A 70 minute exposure taken with an STL-1301E CCD camera thru Kopernik's 20 inch F/8.1 telescope at 3:00 UT on May 19, 2009. The field of view is about 20x22 arc minutes with North at the top.
Supernova 2009 dd:
Follow this Link to a NASA Web site on supernovas. It has a very nice animation and a description of what these objects are.
Barred Spiral Galaxy NGC 4088:
NGC 4088 is an 11.1 magnitude galaxy in the constellation of Ursa Major. It has a very small, bright nucleus in a complex, broad lens; there are two main spiral arms, with many bright knots, that spring from the ends of the bar. The galaxy seems to be a transition case between normal spiral galaxies and those with bars. It is a member of the Ursa Major Galaxy Cluster and has a close companion spiral galaxy NGC 4085 (just outside the picture above) that it may be interacting with. Also known as Arp 18, it is in Arp's class "spiral galaxies with detached segments…… End of one spiral arm partially disconnected" (Arp).

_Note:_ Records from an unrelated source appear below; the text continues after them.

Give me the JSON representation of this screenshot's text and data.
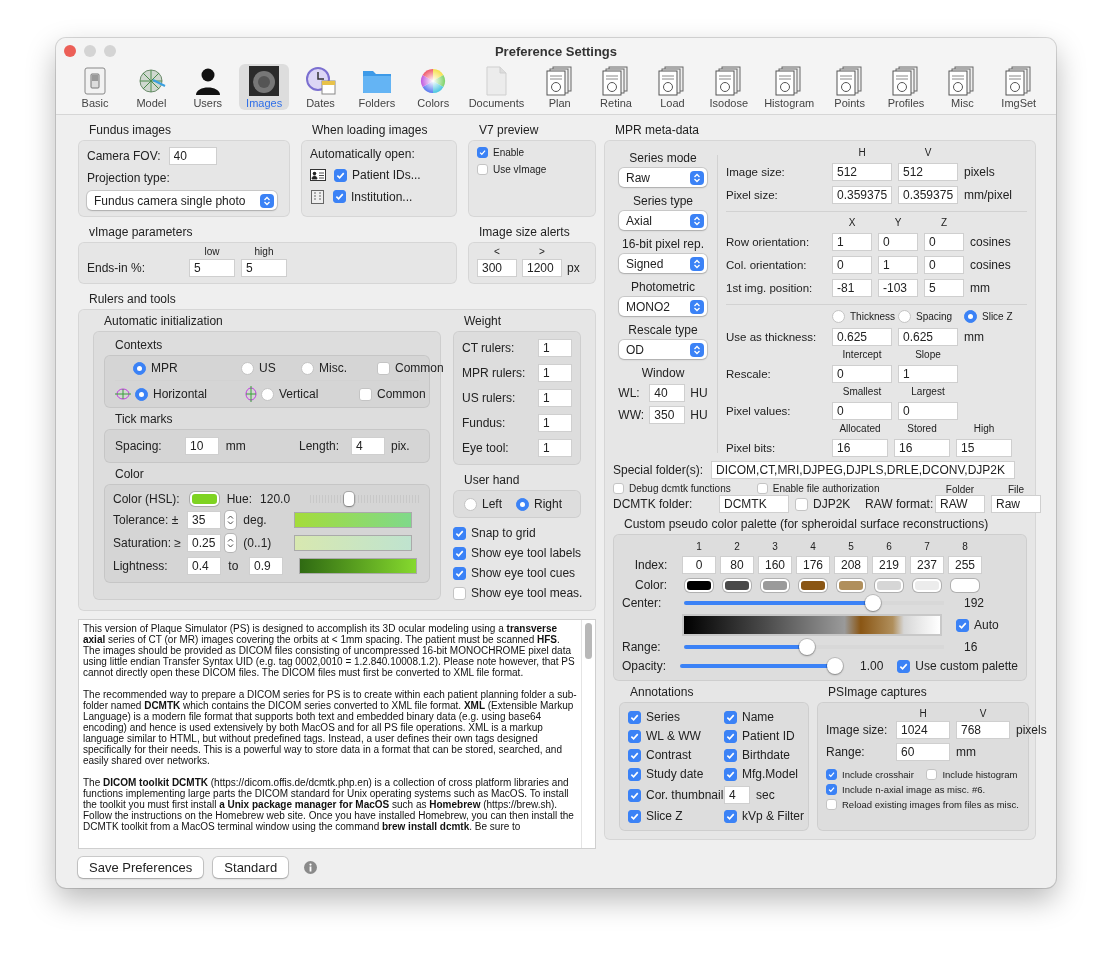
{
  "window": {
    "title": "Preference Settings"
  },
  "toolbar": [
    {
      "label": "Basic",
      "kind": "switch",
      "selected": false
    },
    {
      "label": "Model",
      "kind": "globe",
      "selected": false
    },
    {
      "label": "Users",
      "kind": "person",
      "selected": false
    },
    {
      "label": "Images",
      "kind": "photo",
      "selected": true
    },
    {
      "label": "Dates",
      "kind": "clock",
      "selected": false
    },
    {
      "label": "Folders",
      "kind": "folder",
      "selected": false
    },
    {
      "label": "Colors",
      "kind": "wheel",
      "selected": false
    },
    {
      "label": "Documents",
      "kind": "document",
      "selected": false
    },
    {
      "label": "Plan",
      "kind": "sheets",
      "selected": false
    },
    {
      "label": "Retina",
      "kind": "sheets",
      "selected": false
    },
    {
      "label": "Load",
      "kind": "sheets",
      "selected": false
    },
    {
      "label": "Isodose",
      "kind": "sheets",
      "selected": false
    },
    {
      "label": "Histogram",
      "kind": "sheets",
      "selected": false
    },
    {
      "label": "Points",
      "kind": "sheets",
      "selected": false
    },
    {
      "label": "Profiles",
      "kind": "sheets",
      "selected": false
    },
    {
      "label": "Misc",
      "kind": "sheets",
      "selected": false
    },
    {
      "label": "ImgSet",
      "kind": "sheets",
      "selected": false
    }
  ],
  "fundus": {
    "title": "Fundus images",
    "fov_label": "Camera FOV:",
    "fov": "40",
    "projection_label": "Projection type:",
    "projection": "Fundus camera single photo"
  },
  "loading": {
    "title": "When loading images",
    "prompt": "Automatically open:",
    "options": [
      {
        "kind": "id-card",
        "label": "Patient IDs...",
        "checked": true
      },
      {
        "kind": "building",
        "label": "Institution...",
        "checked": true
      }
    ]
  },
  "v7_preview": {
    "title": "V7 preview",
    "options": [
      {
        "label": "Enable",
        "checked": true
      },
      {
        "label": "Use vImage",
        "checked": false
      }
    ]
  },
  "vimage": {
    "title": "vImage parameters",
    "label": "Ends-in %:",
    "low_label": "low",
    "high_label": "high",
    "low": "5",
    "high": "5"
  },
  "size_alerts": {
    "title": "Image size alerts",
    "min_label": "<",
    "max_label": ">",
    "min": "300",
    "max": "1200",
    "unit": "px"
  },
  "rulers": {
    "title": "Rulers and tools",
    "auto_title": "Automatic initialization",
    "contexts": {
      "title": "Contexts",
      "modes": [
        {
          "label": "MPR",
          "selected": true
        },
        {
          "label": "US",
          "selected": false
        },
        {
          "label": "Misc.",
          "selected": false
        }
      ],
      "modes_common": {
        "label": "Common",
        "checked": false
      },
      "orientations": [
        {
          "kind": "horizontal",
          "label": "Horizontal",
          "selected": true
        },
        {
          "kind": "vertical",
          "label": "Vertical",
          "selected": false
        }
      ],
      "orientations_common": {
        "label": "Common",
        "checked": false
      }
    },
    "ticks": {
      "title": "Tick marks",
      "spacing_label": "Spacing:",
      "spacing": "10",
      "spacing_unit": "mm",
      "length_label": "Length:",
      "length": "4",
      "length_unit": "pix."
    },
    "color": {
      "title": "Color",
      "color_label": "Color (HSL):",
      "hue_label": "Hue:",
      "hue": "120.0",
      "hue_slider": {
        "level": 0.34
      },
      "tolerance_label": "Tolerance: ±",
      "tolerance": "35",
      "tolerance_unit": "deg.",
      "saturation_label": "Saturation: ≥",
      "saturation": "0.25",
      "saturation_unit": "(0..1)",
      "lightness_label": "Lightness:",
      "lightness_from": "0.4",
      "lightness_to_label": "to",
      "lightness_to": "0.9"
    },
    "weight": {
      "title": "Weight",
      "rows": [
        {
          "label": "CT rulers:",
          "value": "1"
        },
        {
          "label": "MPR rulers:",
          "value": "1"
        },
        {
          "label": "US rulers:",
          "value": "1"
        },
        {
          "label": "Fundus:",
          "value": "1"
        },
        {
          "label": "Eye tool:",
          "value": "1"
        }
      ]
    },
    "user_hand": {
      "title": "User hand",
      "options": [
        {
          "label": "Left",
          "selected": false
        },
        {
          "label": "Right",
          "selected": true
        }
      ]
    },
    "options": [
      {
        "label": "Snap to grid",
        "checked": true
      },
      {
        "label": "Show eye tool labels",
        "checked": true
      },
      {
        "label": "Show eye tool cues",
        "checked": true
      },
      {
        "label": "Show eye tool meas.",
        "checked": false
      }
    ]
  },
  "notes": {
    "paragraphs": [
      "This version of Plaque Simulator (PS) is designed to accomplish its 3D ocular modeling using a **transverse axial** series of CT (or MR) images covering the orbits at  < 1mm spacing. The patient must be scanned **HFS**. The images should be provided as DICOM files consisting of uncompressed 16-bit MONOCHROME pixel data using little endian Transfer Syntax UID (e.g. tag 0002,0010 = 1.2.840.10008.1.2). Please note however, that PS cannot directly open these DICOM files. The DICOM files must first be converted to XML file format.",
      "The recommended way to prepare a DICOM series for PS is to create within each patient planning folder a sub-folder named **DCMTK** which contains the DICOM series converted to XML file format. **XML** (Extensible Markup Language) is a modern file format that supports both text and embedded binary data (e.g. using base64 encoding) and hence is used extensively by both MacOS and for all PS file operations. XML is a markup language similar to HTML, but without predefined tags. Instead, a user defines their own tags designed specifically for their needs. This is a powerful way to store data in a format that can be stored, searched, and easily shared over networks.",
      "The **DICOM toolkit DCMTK** (https://dicom.offis.de/dcmtk.php.en) is a collection of cross platform libraries and functions implementing large parts the DICOM standard for Unix operating systems such as MacOS. To install the toolkit you must first install **a Unix package manager for MacOS** such as **Homebrew** (https://brew.sh). Follow the instructions on the Homebrew web site. Once you have installed Homebrew, you can then install the DCMTK toolkit from a MacOS terminal window using the command **brew install dcmtk**. Be sure to"
    ]
  },
  "buttons": [
    {
      "label": "Save Preferences"
    },
    {
      "label": "Standard"
    }
  ],
  "mpr": {
    "title": "MPR meta-data",
    "selectors": [
      {
        "label": "Series mode",
        "value": "Raw"
      },
      {
        "label": "Series type",
        "value": "Axial"
      },
      {
        "label": "16-bit pixel rep.",
        "value": "Signed"
      },
      {
        "label": "Photometric",
        "value": "MONO2"
      },
      {
        "label": "Rescale type",
        "value": "OD"
      }
    ],
    "window": {
      "title": "Window",
      "rows": [
        {
          "label": "WL:",
          "value": "40",
          "unit": "HU"
        },
        {
          "label": "WW:",
          "value": "350",
          "unit": "HU"
        }
      ]
    },
    "blocks": [
      {
        "kind": "pair",
        "headers": [
          "H",
          "V"
        ],
        "rows": [
          {
            "label": "Image size:",
            "values": [
              "512",
              "512"
            ],
            "unit": "pixels"
          },
          {
            "label": "Pixel size:",
            "values": [
              "0.359375",
              "0.359375"
            ],
            "unit": "mm/pixel"
          }
        ]
      },
      {
        "kind": "triple",
        "headers": [
          "X",
          "Y",
          "Z"
        ],
        "rows": [
          {
            "label": "Row orientation:",
            "values": [
              "1",
              "0",
              "0"
            ],
            "unit": "cosines"
          },
          {
            "label": "Col. orientation:",
            "values": [
              "0",
              "1",
              "0"
            ],
            "unit": "cosines"
          },
          {
            "label": "1st img. position:",
            "values": [
              "-81",
              "-103",
              "5"
            ],
            "unit": "mm"
          }
        ]
      },
      {
        "kind": "pair",
        "radios": [
          {
            "label": "Thickness",
            "selected": false
          },
          {
            "label": "Spacing",
            "selected": false
          },
          {
            "label": "Slice Z",
            "selected": true
          }
        ],
        "rows": [
          {
            "label": "Use as thickness:",
            "values": [
              "0.625",
              "0.625"
            ],
            "unit": "mm"
          }
        ]
      },
      {
        "kind": "pair",
        "headers": [
          "Intercept",
          "Slope"
        ],
        "rows": [
          {
            "label": "Rescale:",
            "values": [
              "0",
              "1"
            ]
          }
        ]
      },
      {
        "kind": "pair",
        "headers": [
          "Smallest",
          "Largest"
        ],
        "rows": [
          {
            "label": "Pixel values:",
            "values": [
              "0",
              "0"
            ]
          }
        ]
      },
      {
        "kind": "bits",
        "headers": [
          "Allocated",
          "Stored",
          "High"
        ],
        "rows": [
          {
            "label": "Pixel bits:",
            "values": [
              "16",
              "16",
              "15"
            ]
          }
        ]
      }
    ],
    "special_folders": {
      "label": "Special folder(s):",
      "value": "DICOM,CT,MRI,DJPEG,DJPLS,DRLE,DCONV,DJP2K"
    },
    "flags": [
      {
        "label": "Debug dcmtk functions",
        "checked": false
      },
      {
        "label": "Enable file authorization",
        "checked": false
      }
    ],
    "dcmtk": {
      "label": "DCMTK folder:",
      "value": "DCMTK",
      "djp2k": {
        "label": "DJP2K",
        "checked": false
      },
      "raw_label": "RAW format:",
      "folder_label": "Folder",
      "file_label": "File",
      "folder": "RAW",
      "file": "Raw"
    }
  },
  "palette": {
    "title": "Custom pseudo color palette (for spheroidal surface reconstructions)",
    "index_label": "Index:",
    "color_label": "Color:",
    "entries": [
      {
        "number": "1",
        "index": "0",
        "color": "#000000"
      },
      {
        "number": "2",
        "index": "80",
        "color": "#4a4a4a"
      },
      {
        "number": "3",
        "index": "160",
        "color": "#9a9a9a"
      },
      {
        "number": "4",
        "index": "176",
        "color": "#8a5614"
      },
      {
        "number": "5",
        "index": "208",
        "color": "#b08f5c"
      },
      {
        "number": "6",
        "index": "219",
        "color": "#d6d6d6"
      },
      {
        "number": "7",
        "index": "237",
        "color": "#ececec"
      },
      {
        "number": "8",
        "index": "255",
        "color": "#ffffff"
      }
    ],
    "center": {
      "label": "Center:",
      "level": 0.74,
      "reading": "192"
    },
    "auto": {
      "label": "Auto",
      "checked": true
    },
    "range": {
      "label": "Range:",
      "level": 0.47,
      "reading": "16"
    },
    "opacity": {
      "label": "Opacity:",
      "level": 1,
      "reading": "1.00"
    },
    "custom": {
      "label": "Use custom palette",
      "checked": true
    }
  },
  "annotations": {
    "title": "Annotations",
    "items": [
      {
        "kind": "check",
        "label": "Series",
        "checked": true
      },
      {
        "kind": "check",
        "label": "Name",
        "checked": true
      },
      {
        "kind": "check",
        "label": "WL & WW",
        "checked": true
      },
      {
        "kind": "check",
        "label": "Patient ID",
        "checked": true
      },
      {
        "kind": "check",
        "label": "Contrast",
        "checked": true
      },
      {
        "kind": "check",
        "label": "Birthdate",
        "checked": true
      },
      {
        "kind": "check",
        "label": "Study date",
        "checked": true
      },
      {
        "kind": "check",
        "label": "Mfg.Model",
        "checked": true
      },
      {
        "kind": "check",
        "label": "Cor. thumbnail",
        "checked": true
      },
      {
        "kind": "seconds",
        "value": "4",
        "unit": "sec"
      },
      {
        "kind": "check",
        "label": "Slice Z",
        "checked": true
      },
      {
        "kind": "check",
        "label": "kVp & Filter",
        "checked": true
      }
    ]
  },
  "captures": {
    "title": "PSImage captures",
    "headers": [
      "H",
      "V"
    ],
    "size_label": "Image size:",
    "size": [
      "1024",
      "768"
    ],
    "size_unit": "pixels",
    "range_label": "Range:",
    "range": "60",
    "range_unit": "mm",
    "options": [
      {
        "label": "Include crosshair",
        "checked": true
      },
      {
        "label": "Include histogram",
        "checked": false
      },
      {
        "label": "Include n-axial image as misc. #6.",
        "checked": true
      },
      {
        "label": "Reload existing images from files as misc.",
        "checked": false
      }
    ]
  }
}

This galaxy, the supernova, and the companion galaxy NGC 4085, were easily seen visually in Kopernik Observatory's 20-inch telescope.
Based on the published red shift, (and a Hubble Constant of 73 Km/sec per Mpc) a rough distance estimate for NGC 4088 and SN 2009dd is 34 million light years, with a galaxy diameter of about 56,000 light years.
MCG 9-20-92 is a small Irregular or Spiral Galaxy (magnitude 17.6) seen to the lower left of NGC 4088 in the Kopernik picture. It is far more distant than NGC 4088 - a background system.
George Normandin, KAS
May 21st, 2009